Roadmap to Space Settlement 2014 International Student Art Contest

Space Colony at L5 Lagrange Point painting by Rick Guidice
Space Colony at L5 Lagrange Point painting by Rick Guidice

The National Space Society (NSS) has announced its Roadmap to Space Settlement 2014 International Student Art Contest. The objective of this art contest is to get students creating space art that can be used to illustrate Milestones to Space Settlement: An NSS Roadmap, a strategic space development planning document that was created to clearly illustrate a path forward in the quest to create a spacefaring civilization.

The artistic theme for this contest is the realistic depiction of either an asteroid settlement or a space settlement that is under construction. With respect to asteroid settlements, asteroids are potentially valuable resources due to their composition.

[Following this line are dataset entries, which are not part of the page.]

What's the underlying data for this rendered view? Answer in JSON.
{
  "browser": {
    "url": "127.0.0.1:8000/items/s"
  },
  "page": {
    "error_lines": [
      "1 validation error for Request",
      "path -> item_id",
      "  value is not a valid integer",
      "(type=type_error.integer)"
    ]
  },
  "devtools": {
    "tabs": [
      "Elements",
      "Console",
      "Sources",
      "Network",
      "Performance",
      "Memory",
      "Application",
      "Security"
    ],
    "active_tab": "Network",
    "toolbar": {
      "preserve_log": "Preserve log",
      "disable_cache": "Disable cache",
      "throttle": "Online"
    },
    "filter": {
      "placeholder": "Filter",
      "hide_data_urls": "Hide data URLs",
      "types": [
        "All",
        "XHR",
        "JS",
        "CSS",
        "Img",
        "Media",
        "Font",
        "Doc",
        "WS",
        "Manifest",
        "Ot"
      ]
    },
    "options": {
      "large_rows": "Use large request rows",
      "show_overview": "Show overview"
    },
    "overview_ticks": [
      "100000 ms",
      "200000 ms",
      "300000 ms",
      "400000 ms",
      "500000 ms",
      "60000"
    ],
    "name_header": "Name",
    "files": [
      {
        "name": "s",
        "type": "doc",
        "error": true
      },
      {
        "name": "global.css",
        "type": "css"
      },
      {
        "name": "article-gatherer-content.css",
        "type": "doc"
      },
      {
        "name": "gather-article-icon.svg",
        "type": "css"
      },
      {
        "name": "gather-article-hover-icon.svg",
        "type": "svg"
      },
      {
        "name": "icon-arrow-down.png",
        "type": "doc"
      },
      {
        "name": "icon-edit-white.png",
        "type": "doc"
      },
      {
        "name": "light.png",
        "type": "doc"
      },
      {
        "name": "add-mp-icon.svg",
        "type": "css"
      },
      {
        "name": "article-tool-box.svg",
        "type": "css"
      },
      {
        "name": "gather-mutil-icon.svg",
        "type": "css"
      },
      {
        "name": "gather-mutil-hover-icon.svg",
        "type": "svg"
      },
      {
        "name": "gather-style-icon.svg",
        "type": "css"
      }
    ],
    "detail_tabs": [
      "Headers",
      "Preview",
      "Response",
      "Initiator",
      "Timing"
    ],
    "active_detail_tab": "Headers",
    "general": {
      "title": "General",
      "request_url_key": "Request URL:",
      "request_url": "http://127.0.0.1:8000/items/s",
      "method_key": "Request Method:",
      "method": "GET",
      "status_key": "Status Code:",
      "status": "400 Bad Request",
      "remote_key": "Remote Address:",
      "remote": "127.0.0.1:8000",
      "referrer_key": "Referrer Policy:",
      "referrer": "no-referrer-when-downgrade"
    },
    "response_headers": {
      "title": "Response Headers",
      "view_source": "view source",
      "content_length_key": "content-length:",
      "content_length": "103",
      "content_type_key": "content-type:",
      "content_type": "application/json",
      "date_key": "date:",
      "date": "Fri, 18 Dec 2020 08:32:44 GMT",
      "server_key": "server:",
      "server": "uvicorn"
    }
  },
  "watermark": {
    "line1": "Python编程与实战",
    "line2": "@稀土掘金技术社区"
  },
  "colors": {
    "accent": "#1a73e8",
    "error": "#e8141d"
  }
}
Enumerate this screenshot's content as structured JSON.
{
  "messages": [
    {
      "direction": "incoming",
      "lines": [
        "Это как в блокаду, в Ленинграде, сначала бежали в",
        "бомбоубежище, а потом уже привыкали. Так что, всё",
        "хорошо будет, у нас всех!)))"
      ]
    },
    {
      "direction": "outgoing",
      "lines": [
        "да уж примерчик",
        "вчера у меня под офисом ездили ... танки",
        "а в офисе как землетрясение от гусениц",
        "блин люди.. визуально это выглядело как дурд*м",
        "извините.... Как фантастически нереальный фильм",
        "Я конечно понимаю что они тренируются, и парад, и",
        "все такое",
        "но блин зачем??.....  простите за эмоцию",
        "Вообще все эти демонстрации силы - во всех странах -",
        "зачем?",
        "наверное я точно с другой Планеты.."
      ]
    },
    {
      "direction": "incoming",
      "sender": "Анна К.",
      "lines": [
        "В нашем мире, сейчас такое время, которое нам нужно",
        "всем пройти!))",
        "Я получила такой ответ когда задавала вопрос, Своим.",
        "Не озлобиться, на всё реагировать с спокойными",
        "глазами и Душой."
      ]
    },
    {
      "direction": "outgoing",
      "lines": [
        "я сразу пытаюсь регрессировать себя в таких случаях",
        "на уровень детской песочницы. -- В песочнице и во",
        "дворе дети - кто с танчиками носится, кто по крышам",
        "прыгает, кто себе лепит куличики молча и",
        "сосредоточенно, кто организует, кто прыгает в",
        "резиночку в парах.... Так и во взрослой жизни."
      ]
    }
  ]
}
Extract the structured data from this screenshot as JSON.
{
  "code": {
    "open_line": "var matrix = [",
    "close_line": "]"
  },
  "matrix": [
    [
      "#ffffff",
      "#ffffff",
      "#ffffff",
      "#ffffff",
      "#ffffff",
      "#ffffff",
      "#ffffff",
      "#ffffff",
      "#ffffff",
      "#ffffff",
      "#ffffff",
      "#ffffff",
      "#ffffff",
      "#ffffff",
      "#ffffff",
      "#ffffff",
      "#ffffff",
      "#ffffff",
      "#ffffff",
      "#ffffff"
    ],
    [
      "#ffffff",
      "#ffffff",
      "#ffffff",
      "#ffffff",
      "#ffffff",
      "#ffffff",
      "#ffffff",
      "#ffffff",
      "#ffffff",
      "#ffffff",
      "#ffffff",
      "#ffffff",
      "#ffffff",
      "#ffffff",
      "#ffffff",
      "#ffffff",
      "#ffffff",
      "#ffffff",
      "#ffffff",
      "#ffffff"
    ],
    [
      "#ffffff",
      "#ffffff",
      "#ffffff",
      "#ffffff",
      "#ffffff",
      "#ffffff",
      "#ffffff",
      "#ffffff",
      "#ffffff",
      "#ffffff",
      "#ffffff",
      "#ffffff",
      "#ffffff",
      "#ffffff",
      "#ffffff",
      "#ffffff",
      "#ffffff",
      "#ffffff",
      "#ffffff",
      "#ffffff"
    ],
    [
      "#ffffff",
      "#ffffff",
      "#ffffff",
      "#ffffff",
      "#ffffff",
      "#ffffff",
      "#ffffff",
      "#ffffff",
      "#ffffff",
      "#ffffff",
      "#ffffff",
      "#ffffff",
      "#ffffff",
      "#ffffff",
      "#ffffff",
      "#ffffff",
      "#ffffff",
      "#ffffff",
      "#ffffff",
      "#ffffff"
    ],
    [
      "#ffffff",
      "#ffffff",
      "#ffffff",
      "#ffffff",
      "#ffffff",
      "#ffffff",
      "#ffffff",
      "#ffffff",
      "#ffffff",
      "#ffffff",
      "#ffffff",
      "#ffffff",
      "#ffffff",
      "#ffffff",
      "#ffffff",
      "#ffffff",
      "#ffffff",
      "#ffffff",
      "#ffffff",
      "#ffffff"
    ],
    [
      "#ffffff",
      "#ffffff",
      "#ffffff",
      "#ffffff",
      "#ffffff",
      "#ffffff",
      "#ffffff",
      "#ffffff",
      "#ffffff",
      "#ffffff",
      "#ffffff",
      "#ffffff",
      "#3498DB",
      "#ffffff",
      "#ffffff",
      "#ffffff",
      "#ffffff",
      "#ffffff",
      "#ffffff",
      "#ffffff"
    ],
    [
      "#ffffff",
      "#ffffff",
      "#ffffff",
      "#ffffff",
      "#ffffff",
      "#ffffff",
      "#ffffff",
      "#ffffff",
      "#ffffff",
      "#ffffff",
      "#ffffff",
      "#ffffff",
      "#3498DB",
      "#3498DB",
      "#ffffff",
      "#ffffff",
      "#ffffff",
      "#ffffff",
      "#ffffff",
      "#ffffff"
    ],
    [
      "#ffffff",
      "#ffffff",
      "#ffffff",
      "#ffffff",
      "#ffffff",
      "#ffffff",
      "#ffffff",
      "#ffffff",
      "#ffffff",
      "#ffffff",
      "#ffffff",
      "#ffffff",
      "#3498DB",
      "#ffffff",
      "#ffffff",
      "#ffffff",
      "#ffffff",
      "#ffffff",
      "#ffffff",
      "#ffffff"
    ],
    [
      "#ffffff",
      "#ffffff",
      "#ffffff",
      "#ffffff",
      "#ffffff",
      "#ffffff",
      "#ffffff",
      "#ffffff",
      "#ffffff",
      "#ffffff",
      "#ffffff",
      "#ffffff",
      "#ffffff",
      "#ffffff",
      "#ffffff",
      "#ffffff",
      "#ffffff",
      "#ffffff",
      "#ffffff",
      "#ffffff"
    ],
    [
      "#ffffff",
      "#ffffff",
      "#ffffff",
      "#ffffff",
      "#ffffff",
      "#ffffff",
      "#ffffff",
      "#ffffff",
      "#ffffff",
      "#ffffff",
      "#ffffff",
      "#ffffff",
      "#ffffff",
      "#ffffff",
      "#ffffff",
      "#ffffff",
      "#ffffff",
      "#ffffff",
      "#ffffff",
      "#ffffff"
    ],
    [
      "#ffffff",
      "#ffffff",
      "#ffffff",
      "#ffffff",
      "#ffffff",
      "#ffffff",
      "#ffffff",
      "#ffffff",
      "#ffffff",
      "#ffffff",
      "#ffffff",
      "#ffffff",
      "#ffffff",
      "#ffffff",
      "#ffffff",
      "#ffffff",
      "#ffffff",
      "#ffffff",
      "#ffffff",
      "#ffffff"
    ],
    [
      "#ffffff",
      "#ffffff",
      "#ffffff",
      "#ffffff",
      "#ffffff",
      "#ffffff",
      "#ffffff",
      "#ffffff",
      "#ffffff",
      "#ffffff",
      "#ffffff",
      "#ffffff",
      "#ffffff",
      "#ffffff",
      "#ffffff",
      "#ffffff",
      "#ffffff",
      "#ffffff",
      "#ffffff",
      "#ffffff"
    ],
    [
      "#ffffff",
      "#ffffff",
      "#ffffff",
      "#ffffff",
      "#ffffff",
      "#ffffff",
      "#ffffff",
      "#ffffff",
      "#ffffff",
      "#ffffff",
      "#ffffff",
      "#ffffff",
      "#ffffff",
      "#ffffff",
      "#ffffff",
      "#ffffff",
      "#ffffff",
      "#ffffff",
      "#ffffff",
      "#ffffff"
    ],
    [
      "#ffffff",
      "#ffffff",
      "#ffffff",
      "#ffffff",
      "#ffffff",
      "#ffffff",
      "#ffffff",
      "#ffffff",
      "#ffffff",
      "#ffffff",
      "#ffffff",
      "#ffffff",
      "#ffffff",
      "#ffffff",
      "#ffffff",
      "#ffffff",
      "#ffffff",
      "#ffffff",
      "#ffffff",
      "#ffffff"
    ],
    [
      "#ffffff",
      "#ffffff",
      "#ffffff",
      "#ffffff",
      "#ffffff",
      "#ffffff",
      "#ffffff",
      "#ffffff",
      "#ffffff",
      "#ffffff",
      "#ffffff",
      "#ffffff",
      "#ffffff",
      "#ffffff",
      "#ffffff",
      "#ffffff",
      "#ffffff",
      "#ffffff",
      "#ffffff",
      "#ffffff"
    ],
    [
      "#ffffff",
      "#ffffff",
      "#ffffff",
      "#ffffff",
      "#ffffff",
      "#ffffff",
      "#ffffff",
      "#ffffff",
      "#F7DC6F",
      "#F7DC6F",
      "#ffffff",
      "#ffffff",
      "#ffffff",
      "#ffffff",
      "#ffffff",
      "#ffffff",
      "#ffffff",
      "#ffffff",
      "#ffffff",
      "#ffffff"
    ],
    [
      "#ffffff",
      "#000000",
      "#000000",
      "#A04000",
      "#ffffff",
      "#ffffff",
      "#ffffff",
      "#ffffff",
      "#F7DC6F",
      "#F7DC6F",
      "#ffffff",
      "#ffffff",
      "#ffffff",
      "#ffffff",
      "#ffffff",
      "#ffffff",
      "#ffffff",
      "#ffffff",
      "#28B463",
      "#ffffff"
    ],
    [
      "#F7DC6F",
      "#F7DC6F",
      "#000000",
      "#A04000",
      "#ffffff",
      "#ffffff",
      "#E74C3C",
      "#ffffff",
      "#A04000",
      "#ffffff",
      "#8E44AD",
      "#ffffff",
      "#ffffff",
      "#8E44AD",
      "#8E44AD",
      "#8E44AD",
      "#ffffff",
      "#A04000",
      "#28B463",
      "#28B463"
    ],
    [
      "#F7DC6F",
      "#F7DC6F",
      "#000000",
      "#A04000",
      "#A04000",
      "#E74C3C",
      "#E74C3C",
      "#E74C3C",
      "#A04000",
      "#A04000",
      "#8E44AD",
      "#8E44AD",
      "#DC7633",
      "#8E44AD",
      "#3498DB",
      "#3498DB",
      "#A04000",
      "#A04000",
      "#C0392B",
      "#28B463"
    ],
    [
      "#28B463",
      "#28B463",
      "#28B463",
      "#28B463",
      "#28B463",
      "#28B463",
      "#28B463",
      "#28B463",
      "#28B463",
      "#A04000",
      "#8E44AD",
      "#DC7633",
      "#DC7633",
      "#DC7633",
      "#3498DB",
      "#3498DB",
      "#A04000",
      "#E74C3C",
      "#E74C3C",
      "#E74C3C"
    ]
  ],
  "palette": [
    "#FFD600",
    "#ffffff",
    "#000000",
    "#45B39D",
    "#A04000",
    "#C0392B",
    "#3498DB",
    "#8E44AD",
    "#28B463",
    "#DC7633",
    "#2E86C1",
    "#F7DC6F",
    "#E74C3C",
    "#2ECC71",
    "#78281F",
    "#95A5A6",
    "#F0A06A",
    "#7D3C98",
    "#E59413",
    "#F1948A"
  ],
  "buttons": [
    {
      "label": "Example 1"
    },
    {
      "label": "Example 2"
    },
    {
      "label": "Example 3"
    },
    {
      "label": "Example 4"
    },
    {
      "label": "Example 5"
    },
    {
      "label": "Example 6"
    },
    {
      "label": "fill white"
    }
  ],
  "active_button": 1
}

The presence of natural resources combined with a low gravity environment makes them an ideal location for mining operations. Unfortunately there has been very little asteroid settlement art created to date.

While there is an abundance of space art depicting space settlements, there is a scarcity of art that shows these settlements in the process of being built – hence the art category for the construction of space settlements.

The requirement that the art must be a realistic depiction of either an asteroid settlement or a space settlement under construction will hopefully lead the student artists to first do some basic research on the subject.

The art contest is open to full-time students aged 12 to 25 world-wide. Art must be submitted by March 16, 2014 with the winners announced by April 1, 2014. In terms of prizes, there will be one Grand Prize and up to 12 First Prizes awarded on a school grade level basis. There is also an opportunity for some artwork to be awarded an Honorable Mention. Details for the prizes for the art contest's winners is detailed on the contest web site (listed below).

My Role as Art Judge

As one of the judges for the art contest, I will be paying attention to the aesthetics of the compositions. But artistic aesthetics will take a back seat to realism. It will be obvious which artists researched the subject and which artists did not. One suggestion I have for student artists entering the contest is to seek out a science teacher for advice on the science and engineering of living and working in space.

Art Contest Links and Reference Links

Contest Links (no longer available)

  • Roadmap to Space Settlement 2014 International Student Art Contest Page
  • Roadmap to Space Settlement International Student Art Contest Submission Requirements

Research Resource Links

  • Milestones to Space Settlement: An NSS Roadmap document (no longer at
  • NASA Space Settlements Resource Links (site formerly at now gone)
  • NSS Asteroids Resources (was at
  • NSS Space Settlement Nexus (no longer at
  • NSS Space Settlement Library (no longer at

In closing I want to wish all students entering the contest the best of luck and do urge you to research the subject of your painting (digital or otherwise). Approach your art project as though you were an engineer or an architect out to create a real working space settlement. Do that and you will greatly improve your chances of being a winner in the contest.

| Return to the Blog Index | This entry was posted on Monday, December 9th, 2013 at 2:34 pmand is filed under Art Contests, Calls for Art, Calls for Submissions, Space Art.

One Response to “Roadmap to Space Settlement 2014 International Student Art Contest”

  1. Adolf Schaller says:
    December 10, 2013 at 11:44 am

    This is a most excellent idea. The emphasis on plausible realism, in particular, is an especially important ingredient in conveying information within the context of real engineering possibility as well as transmitting the driving inspiration and excitement necessary to strive for attainable goals and dreams we aspire to. When it comes to artistic expression in the service of science and technology, especially to the young who are yet uninfected with the cynicisms that plague adulthood, there can be no more powerful inducement toward the communication of ideas and their realization than a strong understanding and abiding attention to what nature permits. That should never be regarded as a limitation of artistic expression, but a liberation. A proper communion of art and science to carry on a vision of the future worthy of the better nature of our species has always been a solid bet. May your efforts succeed spectacularly and I look forward to seeing the outcome!